■ What is expected:
Your answer must be an exact copy of the data, without any pictures.
───── Data records
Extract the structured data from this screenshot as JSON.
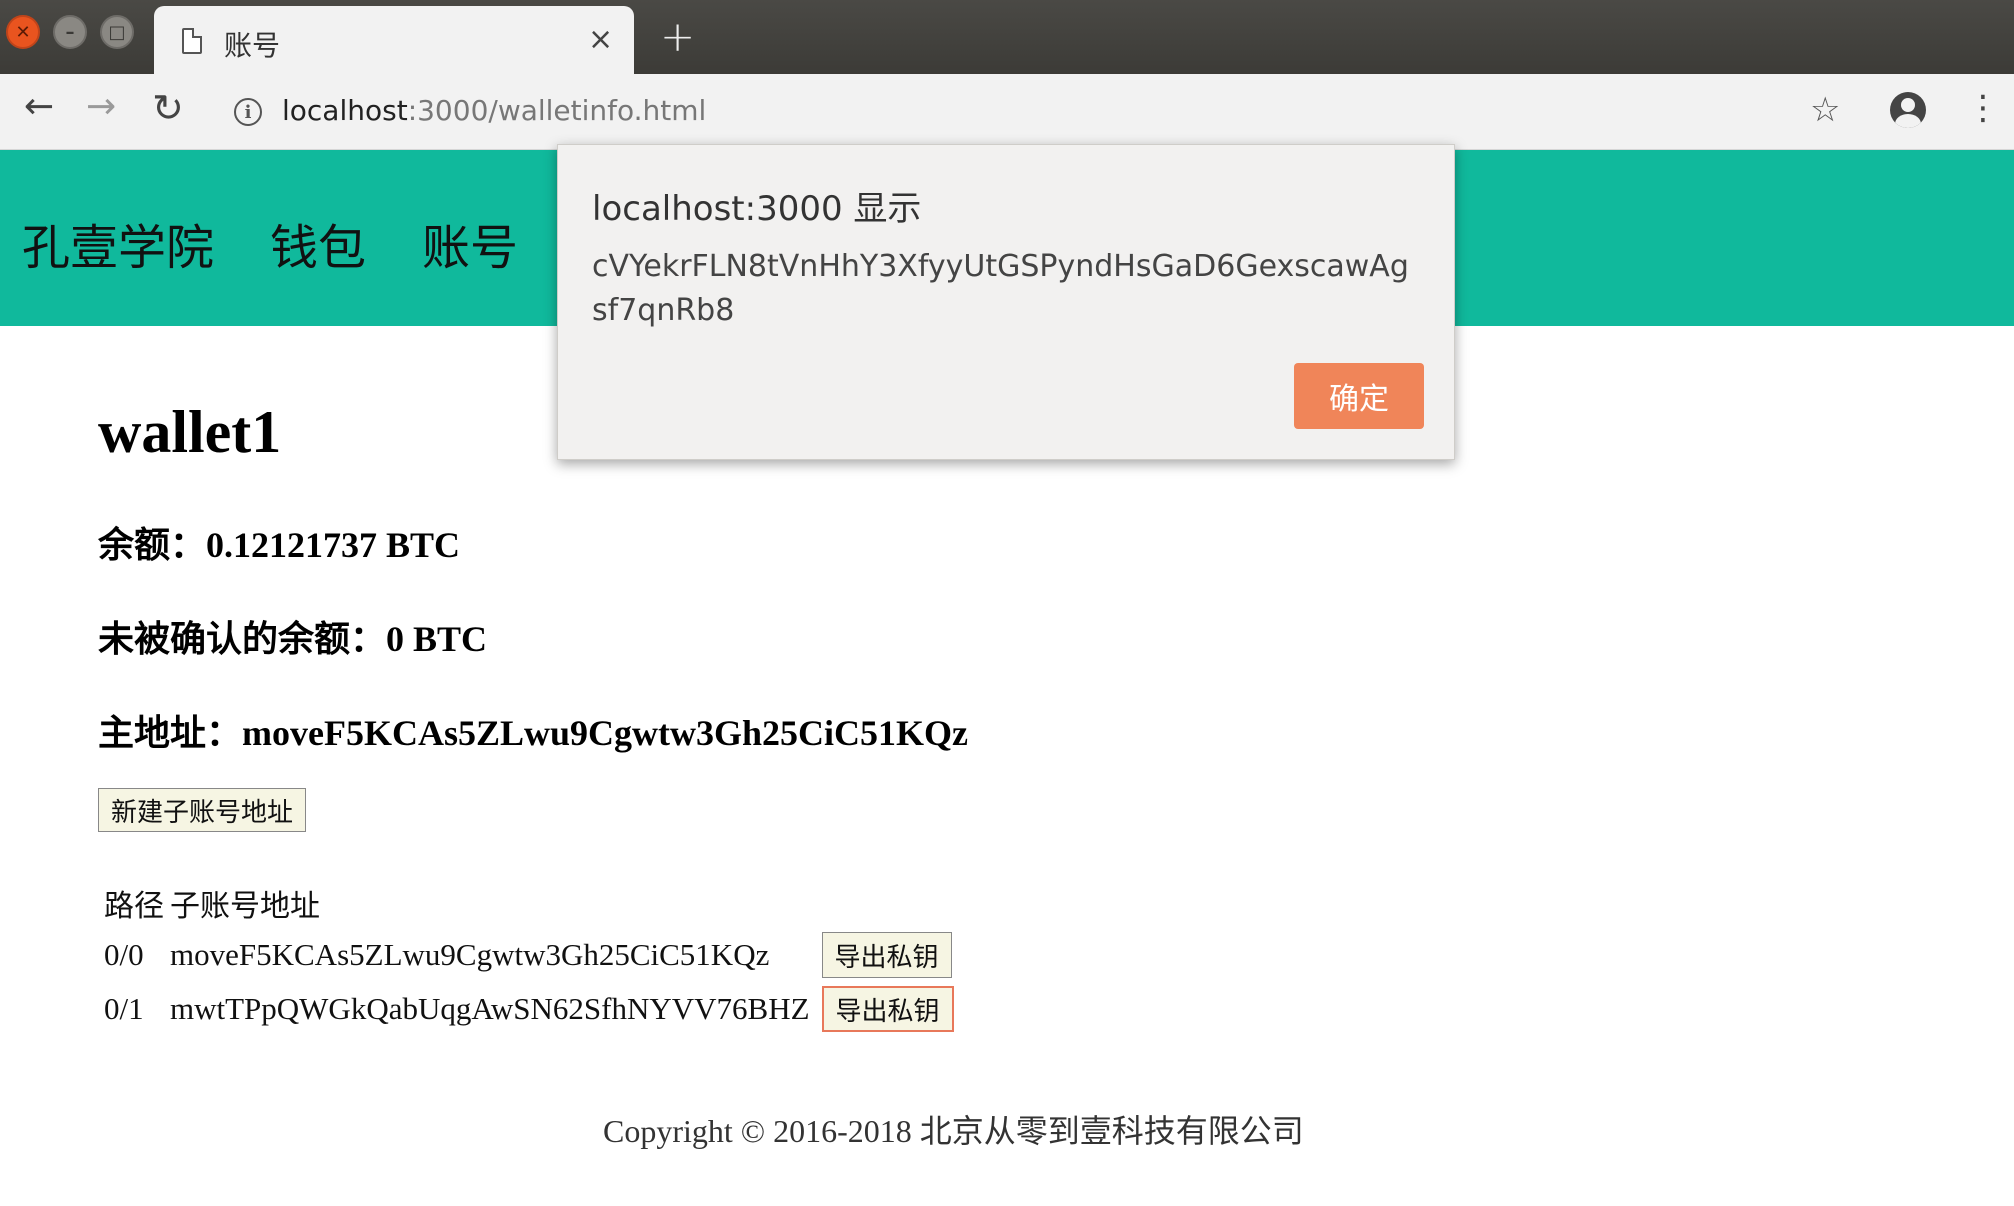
{
  "browser": {
    "tab_title": "账号",
    "tab_close": "×",
    "new_tab": "+",
    "url_host": "localhost",
    "url_rest": ":3000/walletinfo.html"
  },
  "header": {
    "nav": [
      "孔壹学院",
      "钱包",
      "账号"
    ]
  },
  "wallet": {
    "name": "wallet1",
    "balance": "余额：0.12121737 BTC",
    "unconfirmed": "未被确认的余额：0 BTC",
    "main_address": "主地址：moveF5KCAs5ZLwu9Cgwtw3Gh25CiC51KQz",
    "new_sub_button": "新建子账号地址"
  },
  "table": {
    "headers": [
      "路径",
      "子账号地址"
    ],
    "rows": [
      {
        "path": "0/0",
        "address": "moveF5KCAs5ZLwu9Cgwtw3Gh25CiC51KQz",
        "button": "导出私钥"
      },
      {
        "path": "0/1",
        "address": "mwtTPpQWGkQabUqgAwSN62SfhNYVV76BHZ",
        "button": "导出私钥"
      }
    ]
  },
  "footer": {
    "copyright": "Copyright © 2016-2018 北京从零到壹科技有限公司"
  },
  "dialog": {
    "title": "localhost:3000 显示",
    "message": "cVYekrFLN8tVnHhY3XfyyUtGSPyndHsGaD6GexscawAgsf7qnRb8",
    "ok": "确定"
  },
  "colors": {
    "header_bg": "#10b99c",
    "dialog_button": "#f08559"
  }
}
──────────
■ Solution below:
Extract the structured data from this screenshot as JSON.
{
  "browser": {
    "tab_title": "账号",
    "tab_close": "×",
    "new_tab": "+",
    "url_host": "localhost",
    "url_rest": ":3000/walletinfo.html"
  },
  "header": {
    "nav": [
      "孔壹学院",
      "钱包",
      "账号"
    ]
  },
  "wallet": {
    "name": "wallet1",
    "balance": "余额：0.12121737 BTC",
    "unconfirmed": "未被确认的余额：0 BTC",
    "main_address": "主地址：moveF5KCAs5ZLwu9Cgwtw3Gh25CiC51KQz",
    "new_sub_button": "新建子账号地址"
  },
  "table": {
    "headers": [
      "路径",
      "子账号地址"
    ],
    "rows": [
      {
        "path": "0/0",
        "address": "moveF5KCAs5ZLwu9Cgwtw3Gh25CiC51KQz",
        "button": "导出私钥"
      },
      {
        "path": "0/1",
        "address": "mwtTPpQWGkQabUqgAwSN62SfhNYVV76BHZ",
        "button": "导出私钥"
      }
    ]
  },
  "footer": {
    "copyright": "Copyright © 2016-2018 北京从零到壹科技有限公司"
  },
  "dialog": {
    "title": "localhost:3000 显示",
    "message": "cVYekrFLN8tVnHhY3XfyyUtGSPyndHsGaD6GexscawAgsf7qnRb8",
    "ok": "确定"
  },
  "colors": {
    "header_bg": "#10b99c",
    "dialog_button": "#f08559"
  }
}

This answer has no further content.